Christie’s administration is planning to reduce charity-care funding for hospitals by $25 million, which will trigger the loss of another $25 million in matching federal funds. The state is also planning to delay the schedule of a tax-credit program offered to businesses to encourage hiring, a change that will save $135 million. And another $20 million is being taken from the state’s Clean Energy Fund.
“Some policymakers in this state seem to have the idea that the solution to the latest revenue shortfall is to continue to offer tax breaks almost exclusively skewed towards the wealthiest New Jerseyans. This is misguided and counterproductive,” said Analilia Mejia, executive director of New Jersey Working Families.
“The reality is that deep tax cuts result in significant deterioration in key areas that make the state attractive to its residents, such as education, public safety, parks, roads, and infrastructure,” Mejia said. “The more we continue to deplete the general revenue fund the less desirable New Jersey becomes to stay in and raise a family.”
And during the Senate committee hearing, Sen. Teresa Ruiz (D-Essex) pointed to the new spending cuts while issuing a warning to her colleagues. Solving one budget problem with tax cuts could create another one if it means there’s a new budget hole in the future to deal with.
“There are many of us on this committee and others who say let’s be very careful of policy changes we make because, as we see in this year’s budget, there is a shortfall and we’re looking to pull funds from other areas to fill this budget gap,” Ruiz said.

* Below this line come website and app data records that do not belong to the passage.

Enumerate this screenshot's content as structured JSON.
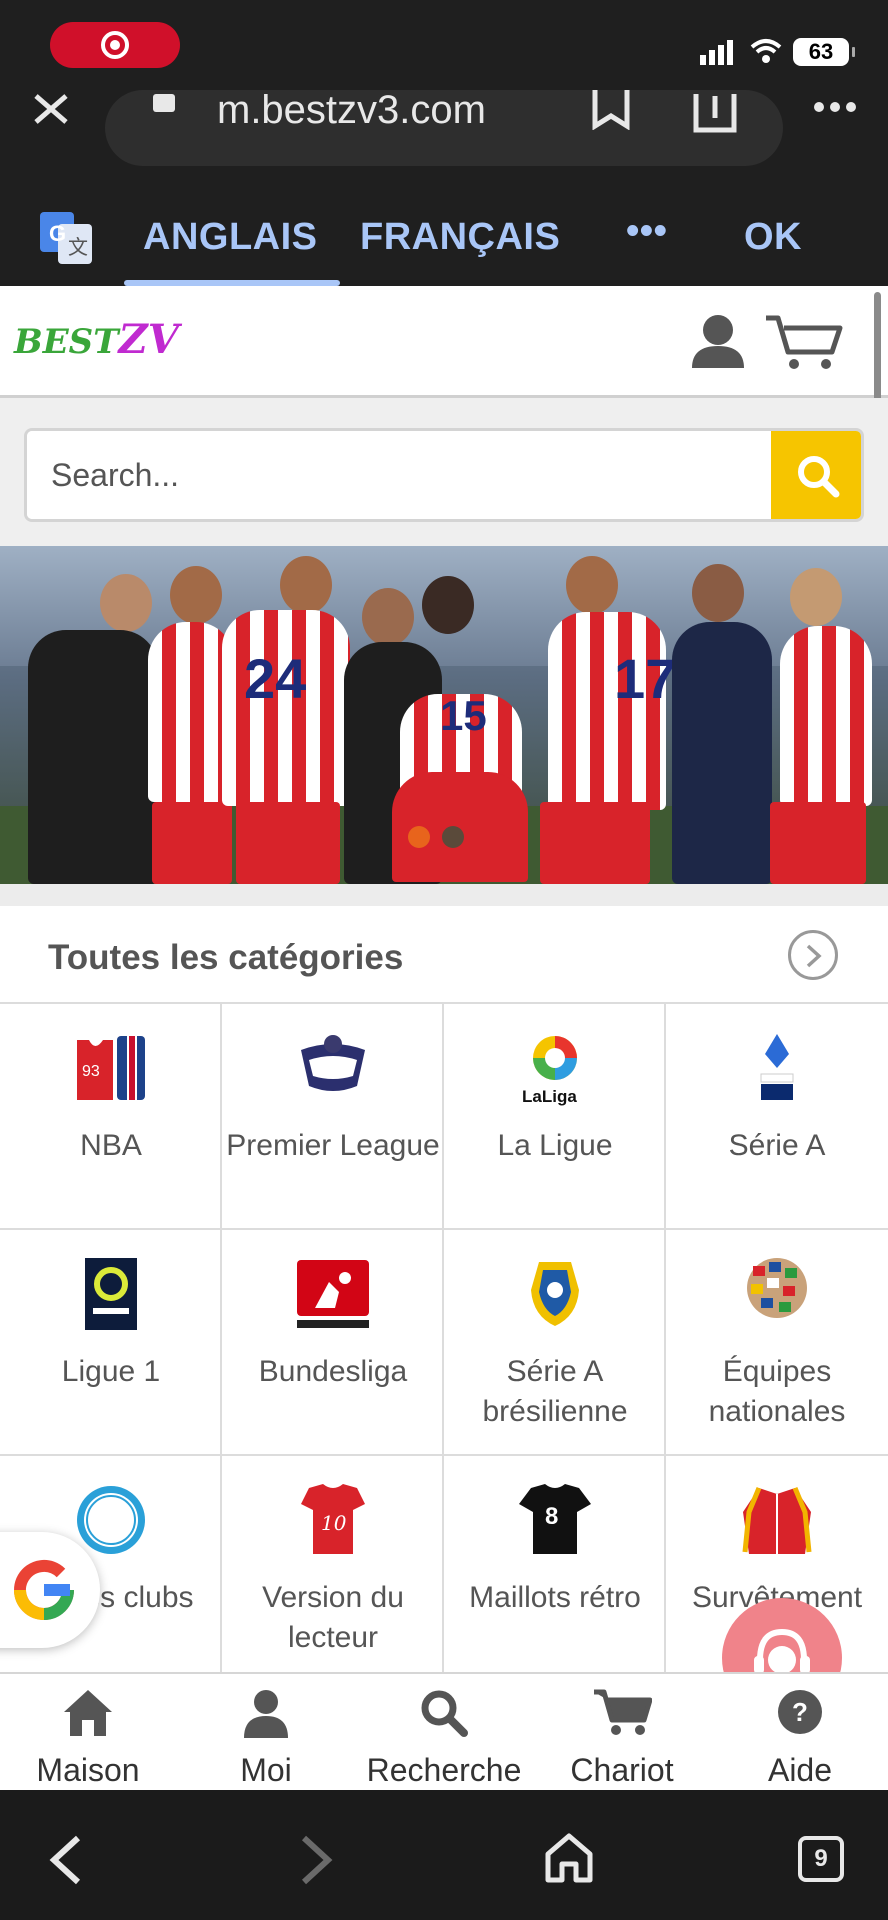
{
  "status_bar": {
    "battery": "63",
    "recording": true
  },
  "browser": {
    "url": "m.bestzv3.com",
    "icons": [
      "close-icon",
      "lock-icon",
      "bookmark-icon",
      "share-icon",
      "more-icon"
    ]
  },
  "translate_bar": {
    "languages": [
      "ANGLAIS",
      "FRANÇAIS"
    ],
    "more": "•••",
    "ok": "OK",
    "active_index": 0,
    "accent": "#a9c6f7"
  },
  "site": {
    "logo_part1": "BEST",
    "logo_part2": "ZV",
    "search_placeholder": "Search...",
    "search_button_color": "#f6c500"
  },
  "banner": {
    "jersey_numbers": [
      "24",
      "15",
      "17"
    ],
    "slides": 2,
    "active_slide": 0
  },
  "categories": {
    "title": "Toutes les catégories",
    "items": [
      {
        "label": "NBA",
        "icon": "nba-jersey-icon"
      },
      {
        "label": "Premier League",
        "icon": "premier-league-icon"
      },
      {
        "label": "La Ligue",
        "icon": "laliga-icon"
      },
      {
        "label": "Série A",
        "icon": "serie-a-icon"
      },
      {
        "label": "Ligue 1",
        "icon": "ligue1-icon"
      },
      {
        "label": "Bundesliga",
        "icon": "bundesliga-icon"
      },
      {
        "label": "Série A brésilienne",
        "icon": "brasileirao-icon"
      },
      {
        "label": "Équipes nationales",
        "icon": "national-teams-icon"
      },
      {
        "label": "Autres clubs",
        "icon": "other-clubs-icon"
      },
      {
        "label": "Version du lecteur",
        "icon": "player-version-icon"
      },
      {
        "label": "Maillots rétro",
        "icon": "retro-jersey-icon"
      },
      {
        "label": "Survêtement",
        "icon": "tracksuit-icon"
      }
    ]
  },
  "bottom_nav": {
    "items": [
      {
        "label": "Maison",
        "icon": "home-icon"
      },
      {
        "label": "Moi",
        "icon": "user-icon"
      },
      {
        "label": "Recherche",
        "icon": "search-icon"
      },
      {
        "label": "Chariot",
        "icon": "cart-icon"
      },
      {
        "label": "Aide",
        "icon": "help-icon"
      }
    ]
  },
  "system_nav": {
    "tabs_count": "9"
  }
}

“We have to be very responsible in our approach so that we don’t create policy change that can potentially keep people here in the state of New Jersey at the expense of a five-year trajectory of having a bigger hole in our budget,” she said.